In a decision that is sure to anger Beijing, the Philippine government says that it will upgrade facilities on multiple land features in its western exclusive economic zone, including areas contested by China.
Gen. Romeo Brawner Jr., head of the Armed Forces of the Philippines, said Monday that the Philippines would like to pursue a construction program to improve conditions for troops to live on these remote islands and reefs, where they defend the government’s claim to ownership and sovereignty over the region. “We’d like to improve all the nine [bases], especially the islands we are occupying,” Brawner said.

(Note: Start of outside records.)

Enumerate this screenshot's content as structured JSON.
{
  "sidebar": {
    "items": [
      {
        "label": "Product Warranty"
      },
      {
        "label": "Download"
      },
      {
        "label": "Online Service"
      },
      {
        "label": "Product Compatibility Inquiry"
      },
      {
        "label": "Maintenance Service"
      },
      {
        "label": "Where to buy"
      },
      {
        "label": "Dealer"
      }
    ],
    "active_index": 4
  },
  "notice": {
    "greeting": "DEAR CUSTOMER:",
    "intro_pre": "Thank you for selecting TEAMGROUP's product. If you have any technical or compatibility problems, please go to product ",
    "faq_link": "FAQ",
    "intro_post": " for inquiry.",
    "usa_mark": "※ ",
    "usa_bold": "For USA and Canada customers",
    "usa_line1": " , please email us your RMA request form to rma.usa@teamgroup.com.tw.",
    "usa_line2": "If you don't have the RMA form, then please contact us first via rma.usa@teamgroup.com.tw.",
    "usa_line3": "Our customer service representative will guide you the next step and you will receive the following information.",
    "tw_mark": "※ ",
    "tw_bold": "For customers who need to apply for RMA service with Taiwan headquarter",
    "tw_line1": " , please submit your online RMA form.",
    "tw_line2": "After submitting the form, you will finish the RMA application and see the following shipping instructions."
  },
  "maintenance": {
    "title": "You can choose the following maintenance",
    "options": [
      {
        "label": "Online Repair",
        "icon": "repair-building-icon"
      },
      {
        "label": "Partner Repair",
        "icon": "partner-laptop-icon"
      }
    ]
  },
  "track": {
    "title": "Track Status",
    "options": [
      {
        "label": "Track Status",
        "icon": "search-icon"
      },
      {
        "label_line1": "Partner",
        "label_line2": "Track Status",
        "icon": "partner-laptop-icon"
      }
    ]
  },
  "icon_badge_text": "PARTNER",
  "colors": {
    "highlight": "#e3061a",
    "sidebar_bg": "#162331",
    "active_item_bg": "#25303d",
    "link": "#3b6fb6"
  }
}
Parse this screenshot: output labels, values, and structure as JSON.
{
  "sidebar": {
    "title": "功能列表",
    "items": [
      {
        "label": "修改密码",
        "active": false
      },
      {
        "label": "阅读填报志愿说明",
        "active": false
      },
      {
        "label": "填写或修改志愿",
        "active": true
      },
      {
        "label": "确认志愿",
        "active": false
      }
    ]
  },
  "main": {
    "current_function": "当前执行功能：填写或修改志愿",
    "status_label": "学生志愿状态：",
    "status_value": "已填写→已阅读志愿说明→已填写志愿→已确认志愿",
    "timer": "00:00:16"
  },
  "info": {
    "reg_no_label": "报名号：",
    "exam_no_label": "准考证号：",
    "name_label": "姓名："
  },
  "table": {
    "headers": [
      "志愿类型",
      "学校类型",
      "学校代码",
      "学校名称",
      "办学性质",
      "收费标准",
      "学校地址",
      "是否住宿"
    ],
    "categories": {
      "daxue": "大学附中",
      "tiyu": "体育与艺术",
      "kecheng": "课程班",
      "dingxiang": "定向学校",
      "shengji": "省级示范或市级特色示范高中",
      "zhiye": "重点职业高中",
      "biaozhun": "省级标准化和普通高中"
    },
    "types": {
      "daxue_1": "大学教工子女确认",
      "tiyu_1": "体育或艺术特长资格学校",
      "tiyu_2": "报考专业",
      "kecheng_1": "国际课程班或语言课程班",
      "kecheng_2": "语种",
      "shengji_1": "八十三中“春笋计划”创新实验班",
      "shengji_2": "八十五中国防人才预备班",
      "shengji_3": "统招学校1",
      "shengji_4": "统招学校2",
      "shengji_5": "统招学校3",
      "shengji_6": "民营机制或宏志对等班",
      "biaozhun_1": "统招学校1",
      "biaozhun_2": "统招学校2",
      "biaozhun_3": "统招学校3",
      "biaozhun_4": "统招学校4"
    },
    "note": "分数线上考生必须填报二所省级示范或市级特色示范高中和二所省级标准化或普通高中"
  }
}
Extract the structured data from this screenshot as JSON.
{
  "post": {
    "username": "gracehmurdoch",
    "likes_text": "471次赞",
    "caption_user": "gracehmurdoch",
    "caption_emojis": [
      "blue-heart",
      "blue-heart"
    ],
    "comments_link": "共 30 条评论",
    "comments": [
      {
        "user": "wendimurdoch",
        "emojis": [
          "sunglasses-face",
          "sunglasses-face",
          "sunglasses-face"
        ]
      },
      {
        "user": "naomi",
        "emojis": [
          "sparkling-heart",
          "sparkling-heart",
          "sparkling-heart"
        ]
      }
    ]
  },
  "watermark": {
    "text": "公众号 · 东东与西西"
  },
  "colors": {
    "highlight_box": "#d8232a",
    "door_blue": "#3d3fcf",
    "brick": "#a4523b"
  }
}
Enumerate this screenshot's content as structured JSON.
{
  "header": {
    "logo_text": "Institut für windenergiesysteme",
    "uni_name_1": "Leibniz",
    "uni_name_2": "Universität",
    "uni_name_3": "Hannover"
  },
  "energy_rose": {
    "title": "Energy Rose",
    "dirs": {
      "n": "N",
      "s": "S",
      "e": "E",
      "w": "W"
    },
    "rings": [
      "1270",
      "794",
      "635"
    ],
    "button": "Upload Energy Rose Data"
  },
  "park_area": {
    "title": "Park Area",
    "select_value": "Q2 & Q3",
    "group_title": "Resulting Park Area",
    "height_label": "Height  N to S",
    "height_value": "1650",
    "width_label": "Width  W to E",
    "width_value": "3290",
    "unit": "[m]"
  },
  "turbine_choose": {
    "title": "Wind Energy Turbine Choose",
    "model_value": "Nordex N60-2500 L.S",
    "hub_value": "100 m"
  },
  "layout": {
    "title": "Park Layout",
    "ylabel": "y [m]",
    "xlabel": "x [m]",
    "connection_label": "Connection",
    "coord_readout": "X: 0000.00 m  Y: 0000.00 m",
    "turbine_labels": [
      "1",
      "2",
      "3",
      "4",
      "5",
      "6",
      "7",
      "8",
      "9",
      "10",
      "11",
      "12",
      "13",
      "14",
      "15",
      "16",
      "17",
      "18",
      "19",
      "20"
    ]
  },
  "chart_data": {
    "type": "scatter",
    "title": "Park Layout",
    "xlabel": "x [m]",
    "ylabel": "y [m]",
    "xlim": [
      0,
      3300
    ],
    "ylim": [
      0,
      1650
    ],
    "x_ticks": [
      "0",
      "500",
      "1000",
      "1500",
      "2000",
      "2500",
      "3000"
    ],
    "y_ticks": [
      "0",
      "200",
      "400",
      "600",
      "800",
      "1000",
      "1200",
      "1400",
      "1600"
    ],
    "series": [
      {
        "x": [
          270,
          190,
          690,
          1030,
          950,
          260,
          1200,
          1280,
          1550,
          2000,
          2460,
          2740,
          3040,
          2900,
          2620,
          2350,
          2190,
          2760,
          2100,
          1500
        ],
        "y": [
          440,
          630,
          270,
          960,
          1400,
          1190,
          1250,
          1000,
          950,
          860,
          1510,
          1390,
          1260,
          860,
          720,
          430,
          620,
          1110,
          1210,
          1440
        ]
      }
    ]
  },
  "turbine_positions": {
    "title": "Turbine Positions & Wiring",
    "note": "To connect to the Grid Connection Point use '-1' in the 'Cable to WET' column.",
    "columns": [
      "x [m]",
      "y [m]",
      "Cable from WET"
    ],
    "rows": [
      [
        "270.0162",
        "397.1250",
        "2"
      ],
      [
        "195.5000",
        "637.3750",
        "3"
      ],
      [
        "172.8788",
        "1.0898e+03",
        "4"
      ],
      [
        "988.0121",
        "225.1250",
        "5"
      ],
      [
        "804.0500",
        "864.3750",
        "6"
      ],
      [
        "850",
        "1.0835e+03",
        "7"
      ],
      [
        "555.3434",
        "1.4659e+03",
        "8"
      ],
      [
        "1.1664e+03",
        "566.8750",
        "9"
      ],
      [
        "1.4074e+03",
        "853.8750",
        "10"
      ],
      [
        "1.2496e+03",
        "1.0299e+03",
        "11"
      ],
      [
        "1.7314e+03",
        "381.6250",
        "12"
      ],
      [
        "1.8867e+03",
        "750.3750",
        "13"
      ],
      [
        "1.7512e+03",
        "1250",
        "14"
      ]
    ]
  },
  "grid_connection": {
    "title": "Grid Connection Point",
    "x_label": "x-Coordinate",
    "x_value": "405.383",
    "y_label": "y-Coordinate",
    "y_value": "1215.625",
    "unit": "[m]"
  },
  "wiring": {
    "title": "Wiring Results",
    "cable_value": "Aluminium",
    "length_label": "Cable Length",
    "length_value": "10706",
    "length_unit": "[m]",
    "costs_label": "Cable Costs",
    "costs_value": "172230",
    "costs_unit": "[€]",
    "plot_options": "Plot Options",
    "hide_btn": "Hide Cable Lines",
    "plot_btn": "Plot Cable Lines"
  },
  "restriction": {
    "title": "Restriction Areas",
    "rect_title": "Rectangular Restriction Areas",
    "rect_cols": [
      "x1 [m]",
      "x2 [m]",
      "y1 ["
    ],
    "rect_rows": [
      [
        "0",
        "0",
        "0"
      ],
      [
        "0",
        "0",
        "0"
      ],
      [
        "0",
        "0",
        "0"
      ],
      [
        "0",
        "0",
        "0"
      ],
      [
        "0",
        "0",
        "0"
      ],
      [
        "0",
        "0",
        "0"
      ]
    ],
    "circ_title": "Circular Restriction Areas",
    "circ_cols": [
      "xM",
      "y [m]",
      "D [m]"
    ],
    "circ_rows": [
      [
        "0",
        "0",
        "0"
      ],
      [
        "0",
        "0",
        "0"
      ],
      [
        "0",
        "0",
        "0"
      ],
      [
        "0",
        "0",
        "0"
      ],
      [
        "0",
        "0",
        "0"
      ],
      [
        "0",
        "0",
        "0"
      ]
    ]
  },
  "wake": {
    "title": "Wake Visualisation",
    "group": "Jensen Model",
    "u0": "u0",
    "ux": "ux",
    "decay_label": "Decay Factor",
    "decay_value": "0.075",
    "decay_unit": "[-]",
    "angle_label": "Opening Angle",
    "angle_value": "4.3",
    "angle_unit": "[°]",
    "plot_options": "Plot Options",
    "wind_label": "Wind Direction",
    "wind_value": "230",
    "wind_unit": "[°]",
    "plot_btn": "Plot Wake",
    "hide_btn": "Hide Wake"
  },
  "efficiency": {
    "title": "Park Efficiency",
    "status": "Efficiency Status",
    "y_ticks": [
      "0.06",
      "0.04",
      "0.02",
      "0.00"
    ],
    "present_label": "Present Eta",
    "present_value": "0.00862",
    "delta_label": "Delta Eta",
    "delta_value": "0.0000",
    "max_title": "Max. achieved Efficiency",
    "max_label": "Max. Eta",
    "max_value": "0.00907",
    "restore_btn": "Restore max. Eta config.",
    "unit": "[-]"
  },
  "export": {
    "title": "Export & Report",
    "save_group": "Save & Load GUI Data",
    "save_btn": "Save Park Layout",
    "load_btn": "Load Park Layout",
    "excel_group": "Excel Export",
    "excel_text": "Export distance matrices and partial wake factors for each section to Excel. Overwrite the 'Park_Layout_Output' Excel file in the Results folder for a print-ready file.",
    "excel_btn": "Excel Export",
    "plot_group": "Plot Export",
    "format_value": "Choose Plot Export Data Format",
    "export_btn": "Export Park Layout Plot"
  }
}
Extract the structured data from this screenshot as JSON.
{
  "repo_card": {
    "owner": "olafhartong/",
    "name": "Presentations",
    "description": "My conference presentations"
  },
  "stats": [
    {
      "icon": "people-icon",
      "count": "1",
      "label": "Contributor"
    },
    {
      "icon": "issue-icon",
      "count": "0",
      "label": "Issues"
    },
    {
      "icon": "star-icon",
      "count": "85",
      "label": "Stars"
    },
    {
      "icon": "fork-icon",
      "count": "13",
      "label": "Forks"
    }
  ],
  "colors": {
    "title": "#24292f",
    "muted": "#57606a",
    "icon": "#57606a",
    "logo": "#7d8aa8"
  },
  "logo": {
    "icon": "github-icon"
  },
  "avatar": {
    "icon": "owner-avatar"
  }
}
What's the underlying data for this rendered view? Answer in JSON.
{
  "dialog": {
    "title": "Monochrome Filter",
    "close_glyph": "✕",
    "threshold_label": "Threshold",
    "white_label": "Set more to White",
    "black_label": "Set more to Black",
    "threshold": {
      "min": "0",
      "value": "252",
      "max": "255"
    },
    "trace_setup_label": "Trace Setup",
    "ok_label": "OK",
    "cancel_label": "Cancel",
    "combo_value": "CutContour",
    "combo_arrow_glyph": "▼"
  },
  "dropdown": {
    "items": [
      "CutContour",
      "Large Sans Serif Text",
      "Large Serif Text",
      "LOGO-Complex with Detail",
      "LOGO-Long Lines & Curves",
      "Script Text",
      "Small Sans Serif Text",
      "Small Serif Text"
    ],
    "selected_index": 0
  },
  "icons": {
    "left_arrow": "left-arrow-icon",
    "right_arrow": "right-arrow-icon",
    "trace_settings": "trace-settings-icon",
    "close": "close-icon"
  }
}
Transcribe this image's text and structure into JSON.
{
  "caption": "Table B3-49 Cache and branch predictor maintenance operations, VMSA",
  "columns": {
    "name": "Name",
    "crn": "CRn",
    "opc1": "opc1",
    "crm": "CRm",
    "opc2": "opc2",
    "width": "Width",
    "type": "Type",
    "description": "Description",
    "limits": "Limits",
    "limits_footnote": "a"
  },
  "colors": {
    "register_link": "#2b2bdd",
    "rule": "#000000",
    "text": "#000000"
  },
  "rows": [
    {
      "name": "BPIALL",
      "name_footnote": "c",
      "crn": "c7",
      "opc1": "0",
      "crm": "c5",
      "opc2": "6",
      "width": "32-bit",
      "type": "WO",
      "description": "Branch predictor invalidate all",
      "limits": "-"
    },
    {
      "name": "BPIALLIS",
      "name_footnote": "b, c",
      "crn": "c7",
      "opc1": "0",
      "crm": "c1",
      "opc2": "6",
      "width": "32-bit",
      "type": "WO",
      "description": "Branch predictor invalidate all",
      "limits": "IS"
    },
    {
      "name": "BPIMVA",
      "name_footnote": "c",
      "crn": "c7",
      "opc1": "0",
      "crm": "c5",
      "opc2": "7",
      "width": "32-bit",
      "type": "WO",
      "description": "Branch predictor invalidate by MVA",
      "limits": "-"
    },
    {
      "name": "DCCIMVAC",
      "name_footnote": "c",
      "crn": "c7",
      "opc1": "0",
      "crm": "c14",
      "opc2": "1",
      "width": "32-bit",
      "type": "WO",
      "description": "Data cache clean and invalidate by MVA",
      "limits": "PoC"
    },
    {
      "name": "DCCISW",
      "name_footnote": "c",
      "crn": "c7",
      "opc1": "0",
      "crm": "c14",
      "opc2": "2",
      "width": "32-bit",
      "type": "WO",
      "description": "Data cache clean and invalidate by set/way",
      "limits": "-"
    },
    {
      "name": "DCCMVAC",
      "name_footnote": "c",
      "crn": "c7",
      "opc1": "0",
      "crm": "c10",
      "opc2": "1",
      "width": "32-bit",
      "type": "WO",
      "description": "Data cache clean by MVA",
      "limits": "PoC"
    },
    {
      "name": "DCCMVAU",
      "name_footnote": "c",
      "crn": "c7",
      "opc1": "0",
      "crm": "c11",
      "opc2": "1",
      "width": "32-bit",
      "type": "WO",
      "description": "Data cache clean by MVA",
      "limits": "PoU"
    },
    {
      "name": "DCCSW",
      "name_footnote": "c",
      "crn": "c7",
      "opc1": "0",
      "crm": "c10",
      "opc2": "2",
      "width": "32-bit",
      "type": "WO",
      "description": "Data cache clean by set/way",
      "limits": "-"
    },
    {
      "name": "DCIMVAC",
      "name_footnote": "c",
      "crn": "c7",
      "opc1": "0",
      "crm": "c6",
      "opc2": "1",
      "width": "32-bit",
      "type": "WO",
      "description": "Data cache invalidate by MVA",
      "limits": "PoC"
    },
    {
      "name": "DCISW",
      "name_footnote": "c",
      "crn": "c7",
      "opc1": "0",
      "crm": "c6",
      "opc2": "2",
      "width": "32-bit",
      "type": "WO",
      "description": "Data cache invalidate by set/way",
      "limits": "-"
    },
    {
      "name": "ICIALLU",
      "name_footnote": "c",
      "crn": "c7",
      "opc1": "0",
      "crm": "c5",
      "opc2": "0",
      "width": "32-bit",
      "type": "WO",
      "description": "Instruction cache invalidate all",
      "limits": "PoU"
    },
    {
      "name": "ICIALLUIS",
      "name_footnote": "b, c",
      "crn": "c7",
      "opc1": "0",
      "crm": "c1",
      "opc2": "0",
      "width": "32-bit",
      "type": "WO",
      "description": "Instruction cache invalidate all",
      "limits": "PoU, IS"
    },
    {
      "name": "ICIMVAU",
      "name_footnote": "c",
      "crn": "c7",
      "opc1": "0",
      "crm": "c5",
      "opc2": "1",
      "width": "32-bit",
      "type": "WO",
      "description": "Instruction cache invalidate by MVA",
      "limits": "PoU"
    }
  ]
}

The nine bases that Brawner referred to include Thitu Island, the largest Philippine-occupied land feature in the region, and Second Thomas Shoal, which is a major flash point for confrontations with China. The Philippine Navy maintains an outpost aboard a decaying, grounded landing ship on the reef, and it has been attempting to restore the structure. Security experts predict that the wreck will become uninhabitable in the near future, and that a replacement is necessary. However, the China Coast Guard has worked hard to prevent convoys with construction materials, supplies and personnel from getting through. China vocally opposes restoration or replacement of the structure, and it has repeatedly called on Manila to remove the station.
“China has indisputable sovereignty over [the Spratly Islands] and the adjacent waters. We firmly oppose relevant countries’ illegal construction on the islands and reefs they have illegally occupied in [the Spratly Islands],” Chinese Foreign Ministry spokesperson Mao Ning said Tuesday, responding to Gen. Brawner’s remarks.
Brawner’s proposed construction program mirrors China’s island-building program in the region. China has developed a string of full-scale military bases in the archipelago, including several with military runways, hardened hangars, long-range radars and air-defense installations.
China claims ownership of the Spratly Islands and surrounding waters, including areas within the Philippine exclusive economic zone, like Second Thomas Shoal. In 2016, the Permanent Court of Arbitration in the Hague ruled that China’s historically-based claims to the South China Sea are without merit under international law. China has ignored the ruling and has deployed its “gray zone” forces – white-hulled coast guard cutters and militia-operated “commercial” fishing trawlers – to enforce its claims.